One day I got a late start on a bike ride and went too far. By the time I turned around, I found myself miles from home on a trail with absolutely no light. At times I could not see the trail’s edge, and I had no clue what was on either side.
I was in the dark. Alone. Or at least I thought so, until I felt a presence and realized I’d just passed someone within inches. I could easily have run into him or her. I don’t remember being afraid of the dark until that night. I had no light and couldn’t flip a switch or call someone to solve my problem. When I finally made it to the dim lights of civilization, I was flooded with relief…and sheer happiness!
The people Jesus spoke to lived without streetlights. If they didn’t have a lamp and a means to light it, they groped in darkness, vulnerable to assailants. They understood what it meant when Jesus said, “I am the light of the world. Whoever follows me will not walk in darkness, but will have the light of life” (John 8:12).
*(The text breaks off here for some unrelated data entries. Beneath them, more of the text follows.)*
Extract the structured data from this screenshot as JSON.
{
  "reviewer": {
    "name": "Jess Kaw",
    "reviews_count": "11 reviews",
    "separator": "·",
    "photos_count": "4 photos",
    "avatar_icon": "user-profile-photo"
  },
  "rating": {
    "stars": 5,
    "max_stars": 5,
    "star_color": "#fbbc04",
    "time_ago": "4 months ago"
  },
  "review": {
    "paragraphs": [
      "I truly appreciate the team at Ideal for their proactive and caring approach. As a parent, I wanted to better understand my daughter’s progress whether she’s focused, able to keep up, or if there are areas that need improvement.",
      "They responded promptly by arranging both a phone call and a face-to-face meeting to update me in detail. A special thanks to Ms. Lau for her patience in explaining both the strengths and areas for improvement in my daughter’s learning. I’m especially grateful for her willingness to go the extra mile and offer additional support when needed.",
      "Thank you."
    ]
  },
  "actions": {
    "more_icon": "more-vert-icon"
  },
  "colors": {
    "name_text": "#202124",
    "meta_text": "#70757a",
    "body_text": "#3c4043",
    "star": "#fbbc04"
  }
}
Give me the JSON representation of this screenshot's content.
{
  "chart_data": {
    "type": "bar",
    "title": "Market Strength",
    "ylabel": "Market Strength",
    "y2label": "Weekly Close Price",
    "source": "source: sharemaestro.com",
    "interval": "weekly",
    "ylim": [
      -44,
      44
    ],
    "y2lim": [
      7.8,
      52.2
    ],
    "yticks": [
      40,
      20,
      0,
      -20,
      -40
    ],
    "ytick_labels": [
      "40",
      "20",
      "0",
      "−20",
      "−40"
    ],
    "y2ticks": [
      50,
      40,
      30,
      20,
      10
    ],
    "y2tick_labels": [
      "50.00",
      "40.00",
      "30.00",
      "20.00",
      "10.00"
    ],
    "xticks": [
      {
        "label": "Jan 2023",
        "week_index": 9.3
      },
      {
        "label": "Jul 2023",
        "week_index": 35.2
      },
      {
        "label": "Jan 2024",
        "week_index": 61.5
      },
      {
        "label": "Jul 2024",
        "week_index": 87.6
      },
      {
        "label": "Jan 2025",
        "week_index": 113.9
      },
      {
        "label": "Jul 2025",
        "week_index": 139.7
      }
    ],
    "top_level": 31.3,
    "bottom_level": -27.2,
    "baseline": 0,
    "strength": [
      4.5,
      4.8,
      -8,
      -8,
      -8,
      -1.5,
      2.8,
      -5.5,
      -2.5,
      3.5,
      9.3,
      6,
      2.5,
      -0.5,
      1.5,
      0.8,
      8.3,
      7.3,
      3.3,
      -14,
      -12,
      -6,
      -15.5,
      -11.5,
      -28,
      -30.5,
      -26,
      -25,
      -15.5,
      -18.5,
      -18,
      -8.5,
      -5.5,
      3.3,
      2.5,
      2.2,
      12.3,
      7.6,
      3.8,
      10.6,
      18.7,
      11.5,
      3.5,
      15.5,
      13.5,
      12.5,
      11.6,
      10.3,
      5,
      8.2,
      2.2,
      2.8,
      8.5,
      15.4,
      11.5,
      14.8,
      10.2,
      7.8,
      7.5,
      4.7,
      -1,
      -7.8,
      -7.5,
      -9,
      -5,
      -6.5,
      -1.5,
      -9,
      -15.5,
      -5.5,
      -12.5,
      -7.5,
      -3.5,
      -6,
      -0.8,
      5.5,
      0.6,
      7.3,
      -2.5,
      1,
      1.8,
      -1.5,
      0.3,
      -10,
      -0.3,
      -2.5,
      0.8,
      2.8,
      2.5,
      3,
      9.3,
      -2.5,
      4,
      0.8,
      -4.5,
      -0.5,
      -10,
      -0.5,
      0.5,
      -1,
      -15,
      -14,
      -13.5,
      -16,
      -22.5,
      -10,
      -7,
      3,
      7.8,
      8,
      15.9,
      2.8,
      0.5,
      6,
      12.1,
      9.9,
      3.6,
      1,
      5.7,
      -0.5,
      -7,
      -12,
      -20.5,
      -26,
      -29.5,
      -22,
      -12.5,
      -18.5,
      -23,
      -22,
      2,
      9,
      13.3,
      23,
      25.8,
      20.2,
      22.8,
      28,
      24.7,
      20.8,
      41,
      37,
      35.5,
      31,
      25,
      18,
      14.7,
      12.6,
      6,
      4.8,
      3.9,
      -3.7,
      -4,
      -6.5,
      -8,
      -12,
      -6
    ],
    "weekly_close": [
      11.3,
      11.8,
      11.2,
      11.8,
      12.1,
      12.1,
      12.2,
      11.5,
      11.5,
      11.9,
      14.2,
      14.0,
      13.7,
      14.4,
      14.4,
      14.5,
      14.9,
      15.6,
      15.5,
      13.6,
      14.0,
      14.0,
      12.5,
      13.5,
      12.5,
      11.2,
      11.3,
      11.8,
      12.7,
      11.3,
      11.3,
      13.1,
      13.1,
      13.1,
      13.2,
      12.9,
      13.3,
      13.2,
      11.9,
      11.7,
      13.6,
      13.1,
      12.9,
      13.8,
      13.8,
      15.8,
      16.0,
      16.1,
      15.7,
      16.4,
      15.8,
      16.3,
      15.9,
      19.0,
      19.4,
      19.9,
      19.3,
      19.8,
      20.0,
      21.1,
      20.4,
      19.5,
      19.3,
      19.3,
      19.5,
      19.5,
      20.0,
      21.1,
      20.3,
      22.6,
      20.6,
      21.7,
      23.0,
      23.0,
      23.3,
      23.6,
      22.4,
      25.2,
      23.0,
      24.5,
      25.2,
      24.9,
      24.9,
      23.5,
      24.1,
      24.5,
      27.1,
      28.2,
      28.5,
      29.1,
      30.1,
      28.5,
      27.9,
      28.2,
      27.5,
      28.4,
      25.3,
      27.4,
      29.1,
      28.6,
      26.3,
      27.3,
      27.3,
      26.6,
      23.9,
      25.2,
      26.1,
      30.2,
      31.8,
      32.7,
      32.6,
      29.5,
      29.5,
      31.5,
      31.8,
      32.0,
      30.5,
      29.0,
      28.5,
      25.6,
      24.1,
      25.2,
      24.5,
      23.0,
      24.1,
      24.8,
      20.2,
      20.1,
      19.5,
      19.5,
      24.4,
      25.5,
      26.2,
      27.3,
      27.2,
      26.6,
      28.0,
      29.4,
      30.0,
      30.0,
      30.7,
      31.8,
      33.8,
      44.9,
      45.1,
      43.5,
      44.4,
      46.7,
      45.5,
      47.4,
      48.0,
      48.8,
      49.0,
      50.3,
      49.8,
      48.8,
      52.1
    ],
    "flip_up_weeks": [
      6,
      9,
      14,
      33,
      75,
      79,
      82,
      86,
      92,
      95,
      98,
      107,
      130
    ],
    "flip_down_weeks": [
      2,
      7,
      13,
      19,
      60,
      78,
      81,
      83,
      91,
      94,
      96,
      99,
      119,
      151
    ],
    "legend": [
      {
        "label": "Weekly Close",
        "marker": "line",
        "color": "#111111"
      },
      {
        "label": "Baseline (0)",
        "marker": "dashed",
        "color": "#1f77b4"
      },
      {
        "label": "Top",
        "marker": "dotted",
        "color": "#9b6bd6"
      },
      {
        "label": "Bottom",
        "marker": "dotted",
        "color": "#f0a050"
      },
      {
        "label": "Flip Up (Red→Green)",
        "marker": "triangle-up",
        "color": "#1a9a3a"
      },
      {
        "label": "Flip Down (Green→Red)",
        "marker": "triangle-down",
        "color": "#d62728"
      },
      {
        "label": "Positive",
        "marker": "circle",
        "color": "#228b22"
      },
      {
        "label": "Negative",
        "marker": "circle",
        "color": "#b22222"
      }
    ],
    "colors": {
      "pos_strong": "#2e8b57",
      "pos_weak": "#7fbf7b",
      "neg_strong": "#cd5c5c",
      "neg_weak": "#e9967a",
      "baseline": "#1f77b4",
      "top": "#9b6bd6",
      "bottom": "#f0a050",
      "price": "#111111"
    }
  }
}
Jesus didn’t say, “I’ll point you to the light” or “I’ll give you the light.” He said, “I am the light.” The only Light.
John tells us in his Gospel that Jesus is “the true light that gives light to everyone” and the light that “shines in the darkness, but the darkness has not overcome it” (John 1:9, 5). I love that phrase from John 1:9, which says that Jesus came as the light that “enlightens every man” (NASB). I think it reflects the fact that all people in history have benefited from the coming of Christ, and His redemptive life and death—even those who reject Him. “The people dwelling in darkness have seen a great light, and for those dwelling in the region and shadow of death, on them a light has dawned” (Matthew 4:16).
God is portrayed in Scripture as full of light. He has a bright radiance, seen by Moses and Elijah and Isaiah and the apostle John. During Christ’s transfiguration, the appearance of His face changed, and His clothing “became as bright as a flash of lightning” (Luke 9:29, NIV). He appeared to Paul and blinded him on the road to Damascus (Acts 9:3-9). The apostle John is emphatic: “God is light; in him there is no darkness at all” (1 John 1:5).
Scripture says that God Himself will be the light source for the New Jerusalem. Isaiah tells us, “The Lord will be your everlasting light” (60:19), and “Nations will come to your light, and kings to the brightness of your dawn” (Isaiah 60:3, NIV). But John goes further, saying, “The Lamb is its lamp” (Revelation 21:23, NIV). He saw what Isaiah couldn’t: The God who is the city’s light is the Messiah Himself.
This present world is still cursed with sin and suffering, but these obstacles can’t trump joy or diminish the light that dawned at Christ’s incarnation. He has already come, and with Him came light, hope, and redemption—the down payment of this world’s final transformation, when we’ll experience His brightness firsthand.
Source: Randy Alcorn | epm.org